“It directly influenced God-fearing individuals with clout, who translated crude and Christianity’s vision of the future into real institutional structures, policies and outcomes of significance,” he said. “ … For Luce, petroleum was a limitless power that held the capacity to transform the world into something godlier and good.”
Luce’s involvement with the oil industry prompted an entirely new movement based on the combination of oil and religion, Dochuk said.
“Luce’s aspirations mirrored those of a cadre of corporate, church and state visionaries who believed that petroleum-fueled Christian democracy … integrated and partnered with the state could guarantee this nation’s post-war influence,” Dochuck said. “This cadre of corporate church and state visionaries accelerated intensified outreach on behalf of what I call the ‘civil religion of crude.’ And this civil religion of crude at mid-century was designed to steer the United States’ oil sector and society out of several unfolding crises that emerged at that moment.”
Dochuk said these crises, such as fear of depleting the nation’s oil supply, drove big businesses to drill for oil abroad.
“Driven by fear and optimism, large corporations started chasing wider prospects,” he said. “ … With something momentous in reach, Chevron started sending workers to Saudi Arabia’s outback to consult with [tribes] and to drill. By 1940, assurances of shared destiny predominated as local and U.S. operatives together hunted bigger pools.”
One person who distinguished himself in the oil business particularly well, Dochuk said, was John D. Rockefeller.
“John D. Rockefeller embodied the civil religion by placing the profits of his family’s standard oil empire in the service of its broad initiatives,” he said. “Frustrated with outmoded strategies of corporate and church outreach, he built a philanthropy that stressed scientifically informed global development.”
Rockefeller’s success in the oil trade, however, left him and his family with plenty of enemies, Dochuk said.
“Those who inhabited oil patches were also filled with the spirit of rebellion, which was present from the beginning due to their marginalization by the Rockefellers,” he said. “ … The revolt intensified in the 1930s and ’40s in response to U.S. oil’s shift to foreign fields.”
In the midst of dissent against the Rockefeller monopoly of the oil market, Dochuk said, Sunoco emerged as a worthy competitor.
“Sunoco’s executives were the antithesis to Washington politicos and standard CEOs,” he said. “They focused on the interests of local people and their economic health, took care of the little man and royalty owners — with whom they collaborated — and stayed true to the politics of the small producer.”
Dochuk said Sunoco joined forces with other smaller oil moguls to challenge the Rockefellers and begin to turn the oil industry into what it is today.
“On a purely political level, the clash of the two gospels of crude animated some of the most crucial pivots in 1940s federal governance,” he said. “The struggle certainly played out as a clash of competing economic interests, but it was also a matter of colliding world views.

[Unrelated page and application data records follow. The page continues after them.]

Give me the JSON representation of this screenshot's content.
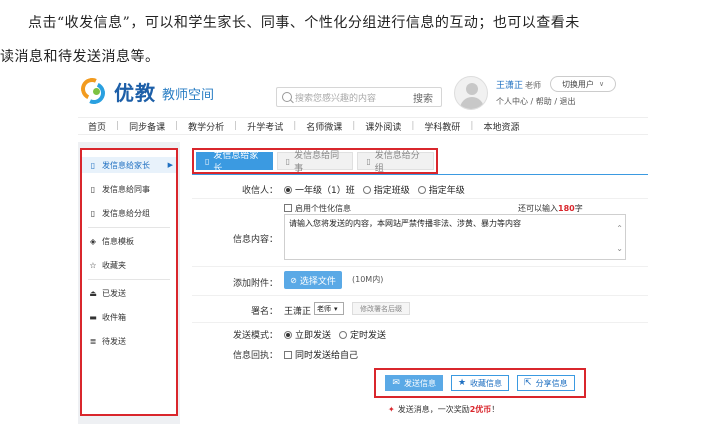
{
  "intro": {
    "line1": "点击“收发信息”，可以和学生家长、同事、个性化分组进行信息的互动；也可以查看未",
    "line2": "读消息和待发送消息等。"
  },
  "header": {
    "brand": "优教",
    "brand_sub": "教师空间",
    "search_placeholder": "搜索您感兴趣的内容",
    "search_button": "搜索",
    "user_name": "王潇正",
    "user_role": "老师",
    "user_links": "个人中心 / 帮助 / 退出",
    "switch_label": "切换用户"
  },
  "nav": {
    "items": [
      "首页",
      "同步备课",
      "教学分析",
      "升学考试",
      "名师微课",
      "课外阅读",
      "学科教研",
      "本地资源"
    ]
  },
  "sidebar": {
    "items": [
      {
        "label": "发信息给家长",
        "icon": "phone-icon"
      },
      {
        "label": "发信息给同事",
        "icon": "phone-icon"
      },
      {
        "label": "发信息给分组",
        "icon": "phone-icon"
      },
      {
        "label": "信息模板",
        "icon": "layers-icon"
      },
      {
        "label": "收藏夹",
        "icon": "star-icon"
      },
      {
        "label": "已发送",
        "icon": "tray-icon"
      },
      {
        "label": "收件箱",
        "icon": "inbox-icon"
      },
      {
        "label": "待发送",
        "icon": "list-icon"
      }
    ]
  },
  "tabs": [
    "发信息给家长",
    "发信息给同事",
    "发信息给分组"
  ],
  "form": {
    "recipient_label": "收信人：",
    "recipient_options": [
      "一年级（1）班",
      "指定班级",
      "指定年级"
    ],
    "personal_info": "启用个性化信息",
    "limit_prefix": "还可以输入",
    "limit_count": "180",
    "limit_suffix": "字",
    "content_label": "信息内容：",
    "content_text": "请输入您将发送的内容，本网站严禁传播非法、涉黄、暴力等内容",
    "attach_label": "添加附件：",
    "attach_button": "选择文件",
    "attach_hint": "(10M内)",
    "sign_label": "署名：",
    "sign_name": "王潇正",
    "sign_select": "老师",
    "sign_modify": "修改署名后缀",
    "mode_label": "发送模式：",
    "mode_options": [
      "立即发送",
      "定时发送"
    ],
    "receipt_label": "信息回执：",
    "receipt_option": "同时发送给自己"
  },
  "actions": {
    "send": "发送信息",
    "favorite": "收藏信息",
    "share": "分享信息"
  },
  "reward": {
    "prefix": "发送消息，一次奖励",
    "amount": "2优币",
    "suffix": "！"
  },
  "colors": {
    "accent": "#3b9ae1",
    "highlight_box": "#d9262c",
    "brand_blue": "#1d5fa8"
  }
}
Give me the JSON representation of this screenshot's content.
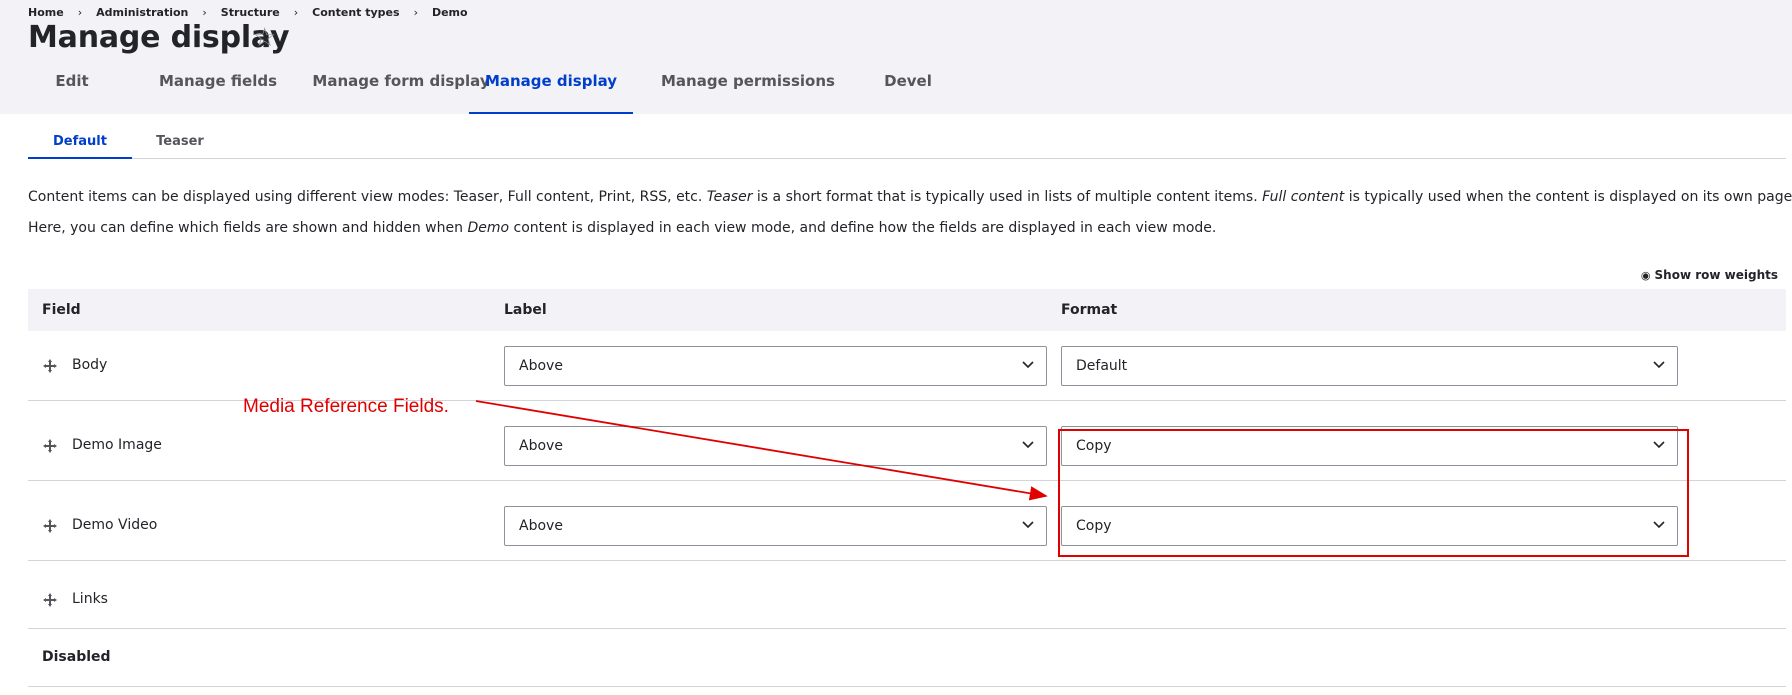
{
  "breadcrumb": [
    "Home",
    "Administration",
    "Structure",
    "Content types",
    "Demo"
  ],
  "page_title": "Manage display",
  "icons": {
    "favorite": "star-icon",
    "drag": "move-arrows-icon",
    "dropdown": "chevron-down-icon",
    "row_weights": "eye-icon"
  },
  "tabs": [
    {
      "label": "Edit",
      "active": false
    },
    {
      "label": "Manage fields",
      "active": false
    },
    {
      "label": "Manage form display",
      "active": false
    },
    {
      "label": "Manage display",
      "active": true
    },
    {
      "label": "Manage permissions",
      "active": false
    },
    {
      "label": "Devel",
      "active": false
    }
  ],
  "subtabs": [
    {
      "label": "Default",
      "active": true
    },
    {
      "label": "Teaser",
      "active": false
    }
  ],
  "description": {
    "p1_a": "Content items can be displayed using different view modes: Teaser, Full content, Print, RSS, etc. ",
    "p1_teaser": "Teaser",
    "p1_b": " is a short format that is typically used in lists of multiple content items. ",
    "p1_full": "Full content",
    "p1_c": " is typically used when the content is displayed on its own page.",
    "p2_a": "Here, you can define which fields are shown and hidden when ",
    "p2_demo": "Demo",
    "p2_b": " content is displayed in each view mode, and define how the fields are displayed in each view mode."
  },
  "show_row_weights": "Show row weights",
  "table": {
    "headers": {
      "field": "Field",
      "label": "Label",
      "format": "Format"
    },
    "rows": [
      {
        "field": "Body",
        "label": "Above",
        "format": "Default"
      },
      {
        "field": "Demo Image",
        "label": "Above",
        "format": "Copy"
      },
      {
        "field": "Demo Video",
        "label": "Above",
        "format": "Copy"
      },
      {
        "field": "Links"
      }
    ],
    "disabled_section": "Disabled"
  },
  "annotation": {
    "text": "Media Reference Fields.",
    "color": "#e00000"
  },
  "colors": {
    "accent": "#003ecc",
    "header_bg": "#f3f3f7",
    "border": "#d3d4d9"
  }
}
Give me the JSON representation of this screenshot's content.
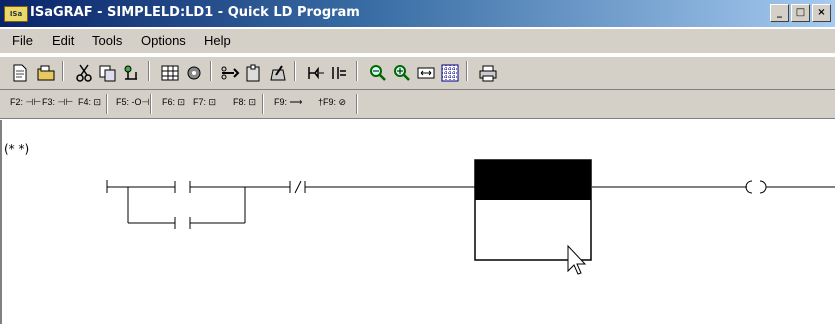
{
  "window": {
    "title": "ISaGRAF - SIMPLELD:LD1 - Quick LD Program",
    "logo_text": "ISa"
  },
  "window_controls": {
    "minimize": "_",
    "maximize": "□",
    "close": "×"
  },
  "menu": [
    "File",
    "Edit",
    "Tools",
    "Options",
    "Help"
  ],
  "toolbar_icons": [
    "new-icon",
    "open-icon",
    "cut-icon",
    "copy-icon",
    "find-icon",
    "grid-icon",
    "settings-icon",
    "scissors-icon",
    "paste-icon",
    "clear-icon",
    "jump-icon",
    "step-icon",
    "zoom-out-icon",
    "zoom-in-icon",
    "fit-icon",
    "dots-grid-icon",
    "print-icon"
  ],
  "fkeys": [
    "F2: ⊣⊢",
    "F3: ⊣⊢",
    "F4: ⊡",
    "F5: -O⊣",
    "F6: ⊡",
    "F7: ⊡",
    "F8: ⊡",
    "F9: ⟶",
    "†F9: ⊘"
  ],
  "editor": {
    "comment": "(* *)"
  },
  "colors": {
    "title_start": "#0a246a",
    "title_end": "#a6caf0",
    "chrome": "#d4d0c8",
    "selection": "#000000"
  }
}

Nurtured in different workscapes of oil, it was a culture war that folded matters of faith, labor and corporate politics into two competing sides.”